*** Block opens ***
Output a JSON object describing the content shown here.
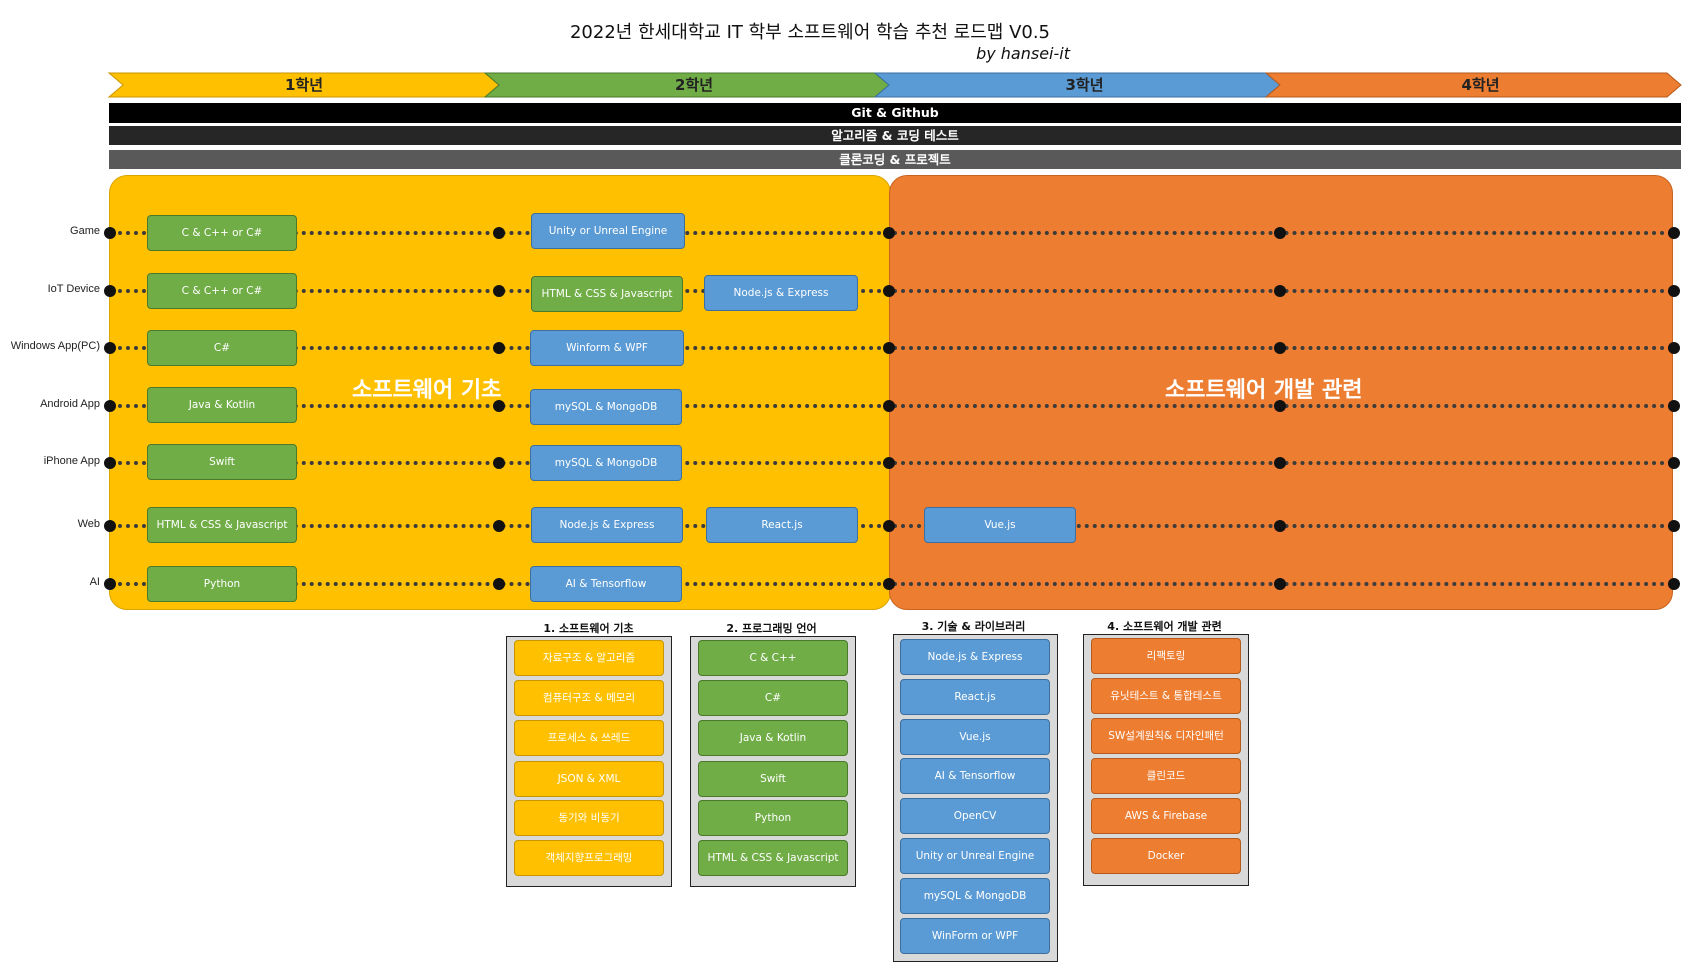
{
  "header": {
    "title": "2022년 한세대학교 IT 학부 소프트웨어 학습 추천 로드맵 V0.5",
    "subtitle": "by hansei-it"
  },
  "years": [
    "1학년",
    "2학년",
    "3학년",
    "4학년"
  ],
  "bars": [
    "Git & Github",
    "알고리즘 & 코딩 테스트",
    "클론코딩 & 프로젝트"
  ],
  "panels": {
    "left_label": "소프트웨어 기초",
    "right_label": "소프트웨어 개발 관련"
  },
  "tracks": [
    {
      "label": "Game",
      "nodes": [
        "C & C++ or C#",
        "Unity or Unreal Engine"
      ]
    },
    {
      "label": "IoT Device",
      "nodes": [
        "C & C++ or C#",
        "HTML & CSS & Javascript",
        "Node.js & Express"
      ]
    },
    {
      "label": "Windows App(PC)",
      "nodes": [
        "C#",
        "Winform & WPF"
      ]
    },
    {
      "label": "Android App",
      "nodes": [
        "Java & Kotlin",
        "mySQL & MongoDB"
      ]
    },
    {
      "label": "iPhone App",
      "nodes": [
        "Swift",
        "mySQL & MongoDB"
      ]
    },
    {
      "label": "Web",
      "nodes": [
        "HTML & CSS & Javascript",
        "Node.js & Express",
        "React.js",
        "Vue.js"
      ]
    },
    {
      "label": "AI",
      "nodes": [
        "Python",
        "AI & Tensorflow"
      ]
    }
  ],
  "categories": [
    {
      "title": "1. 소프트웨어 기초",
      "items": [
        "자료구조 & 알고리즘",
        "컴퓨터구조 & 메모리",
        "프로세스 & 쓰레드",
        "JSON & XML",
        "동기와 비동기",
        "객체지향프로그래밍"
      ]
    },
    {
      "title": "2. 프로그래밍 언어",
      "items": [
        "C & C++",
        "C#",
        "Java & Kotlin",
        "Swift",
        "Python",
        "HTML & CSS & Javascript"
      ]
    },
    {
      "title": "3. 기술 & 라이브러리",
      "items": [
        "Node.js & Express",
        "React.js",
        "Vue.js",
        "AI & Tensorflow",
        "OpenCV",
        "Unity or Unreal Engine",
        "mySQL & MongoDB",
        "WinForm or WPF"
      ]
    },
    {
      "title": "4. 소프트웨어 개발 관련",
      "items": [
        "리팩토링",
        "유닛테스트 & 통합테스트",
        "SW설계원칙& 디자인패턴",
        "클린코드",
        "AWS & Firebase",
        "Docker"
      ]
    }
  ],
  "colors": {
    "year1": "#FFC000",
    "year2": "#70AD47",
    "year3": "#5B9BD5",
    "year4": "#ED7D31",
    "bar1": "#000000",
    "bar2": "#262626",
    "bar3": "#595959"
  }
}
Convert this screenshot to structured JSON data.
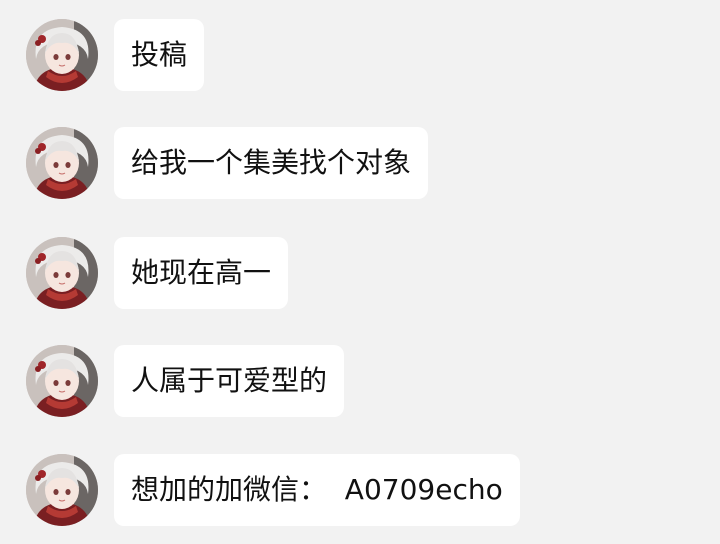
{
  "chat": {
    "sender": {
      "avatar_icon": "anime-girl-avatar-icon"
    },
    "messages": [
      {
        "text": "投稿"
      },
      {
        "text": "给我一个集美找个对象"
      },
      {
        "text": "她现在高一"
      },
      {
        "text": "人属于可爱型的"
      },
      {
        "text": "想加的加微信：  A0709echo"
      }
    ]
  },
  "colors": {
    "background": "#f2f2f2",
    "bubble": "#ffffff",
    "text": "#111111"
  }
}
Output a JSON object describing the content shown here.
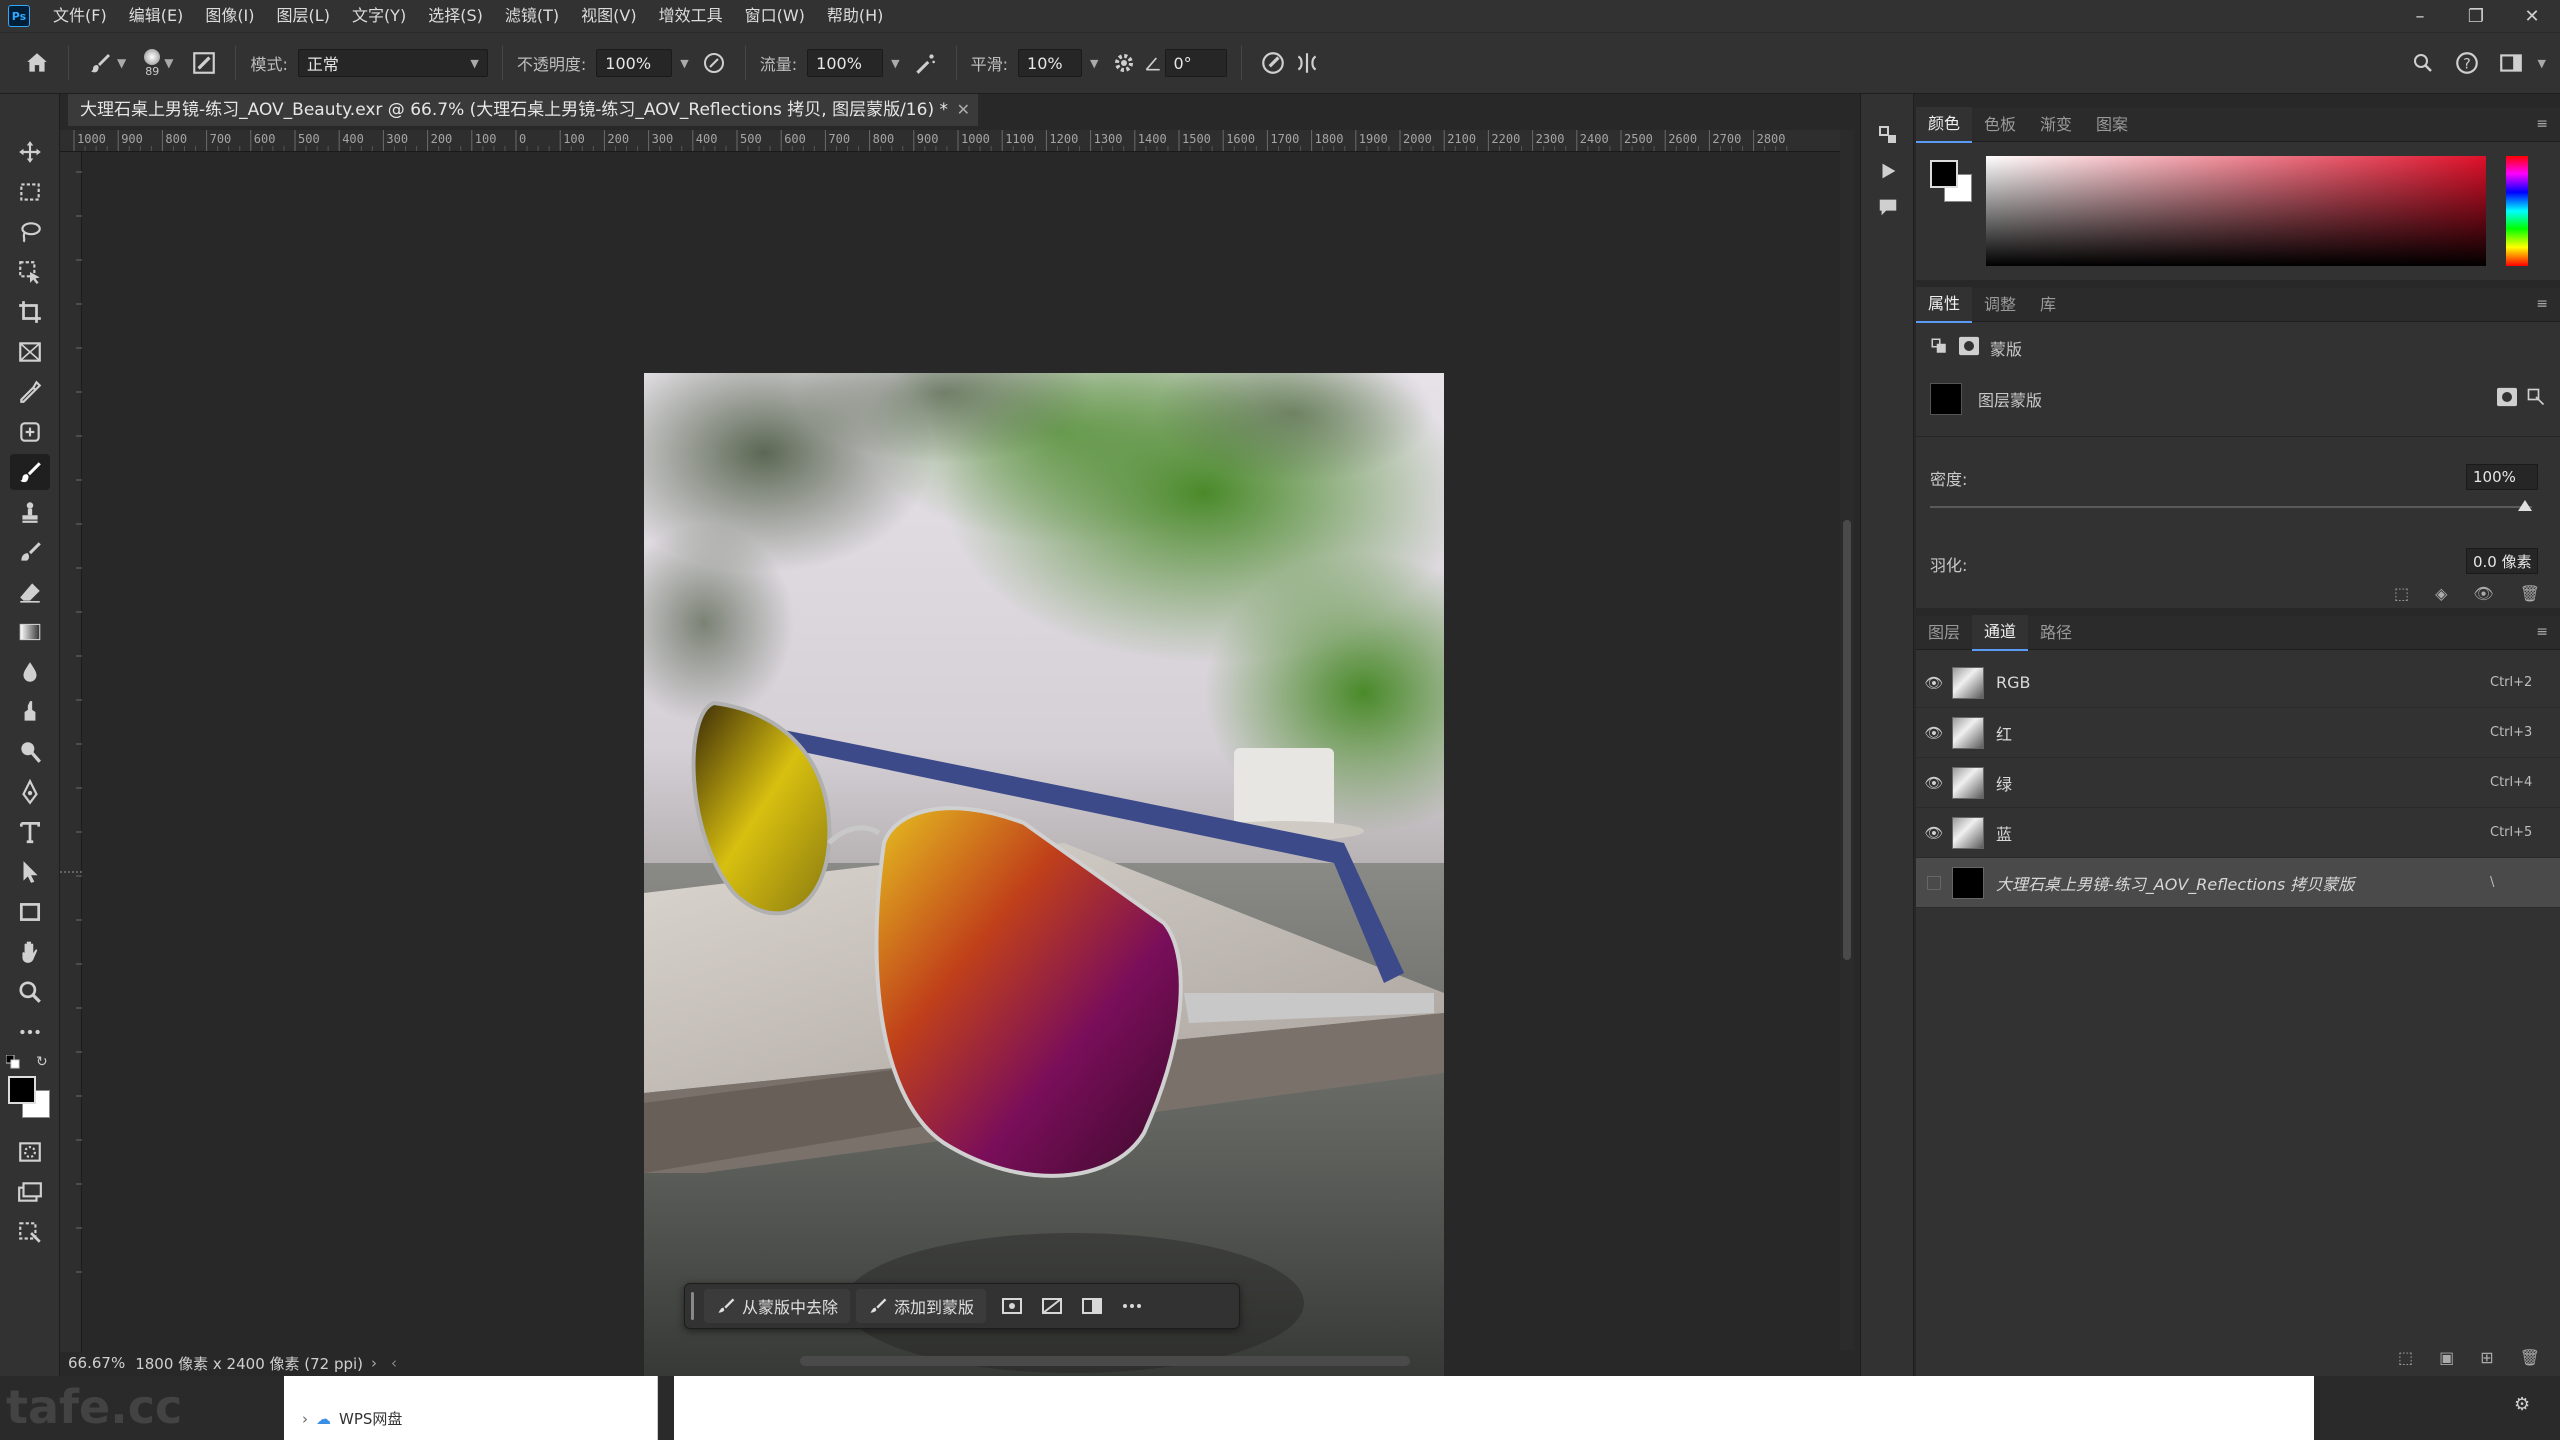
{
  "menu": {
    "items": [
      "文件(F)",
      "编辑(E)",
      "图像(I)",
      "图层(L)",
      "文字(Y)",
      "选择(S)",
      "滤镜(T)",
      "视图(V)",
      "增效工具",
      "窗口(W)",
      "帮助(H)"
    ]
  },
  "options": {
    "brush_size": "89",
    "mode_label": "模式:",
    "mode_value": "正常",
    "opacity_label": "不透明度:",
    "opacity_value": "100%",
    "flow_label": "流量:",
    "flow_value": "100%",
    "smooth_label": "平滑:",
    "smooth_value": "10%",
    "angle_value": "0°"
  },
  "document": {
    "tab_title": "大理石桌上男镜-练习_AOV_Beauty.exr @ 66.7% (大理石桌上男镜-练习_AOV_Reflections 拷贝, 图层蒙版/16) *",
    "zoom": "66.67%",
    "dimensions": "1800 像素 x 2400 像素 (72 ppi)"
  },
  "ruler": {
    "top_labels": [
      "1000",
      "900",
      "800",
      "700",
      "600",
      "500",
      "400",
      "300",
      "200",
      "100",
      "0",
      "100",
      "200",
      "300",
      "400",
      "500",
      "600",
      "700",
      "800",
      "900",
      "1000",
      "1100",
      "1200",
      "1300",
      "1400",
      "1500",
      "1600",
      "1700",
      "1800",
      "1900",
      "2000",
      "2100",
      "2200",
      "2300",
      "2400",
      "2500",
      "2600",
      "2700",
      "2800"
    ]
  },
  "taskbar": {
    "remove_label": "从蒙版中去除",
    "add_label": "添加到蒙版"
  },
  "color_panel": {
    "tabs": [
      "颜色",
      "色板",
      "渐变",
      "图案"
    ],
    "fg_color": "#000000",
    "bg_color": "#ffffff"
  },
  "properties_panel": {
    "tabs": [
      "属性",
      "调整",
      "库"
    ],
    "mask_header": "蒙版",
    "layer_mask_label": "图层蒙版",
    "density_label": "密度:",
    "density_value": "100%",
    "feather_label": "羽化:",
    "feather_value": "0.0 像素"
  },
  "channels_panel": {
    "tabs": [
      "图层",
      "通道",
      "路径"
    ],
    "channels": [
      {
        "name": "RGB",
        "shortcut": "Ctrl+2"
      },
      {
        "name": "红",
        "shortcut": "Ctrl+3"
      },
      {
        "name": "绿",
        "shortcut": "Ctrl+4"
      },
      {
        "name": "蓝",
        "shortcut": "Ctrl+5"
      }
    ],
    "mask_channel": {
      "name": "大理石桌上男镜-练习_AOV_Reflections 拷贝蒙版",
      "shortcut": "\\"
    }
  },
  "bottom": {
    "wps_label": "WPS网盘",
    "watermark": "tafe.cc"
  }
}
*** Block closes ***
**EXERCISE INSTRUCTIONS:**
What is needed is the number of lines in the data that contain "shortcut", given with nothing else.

**ANSWER TO THE EXERCISE:**
5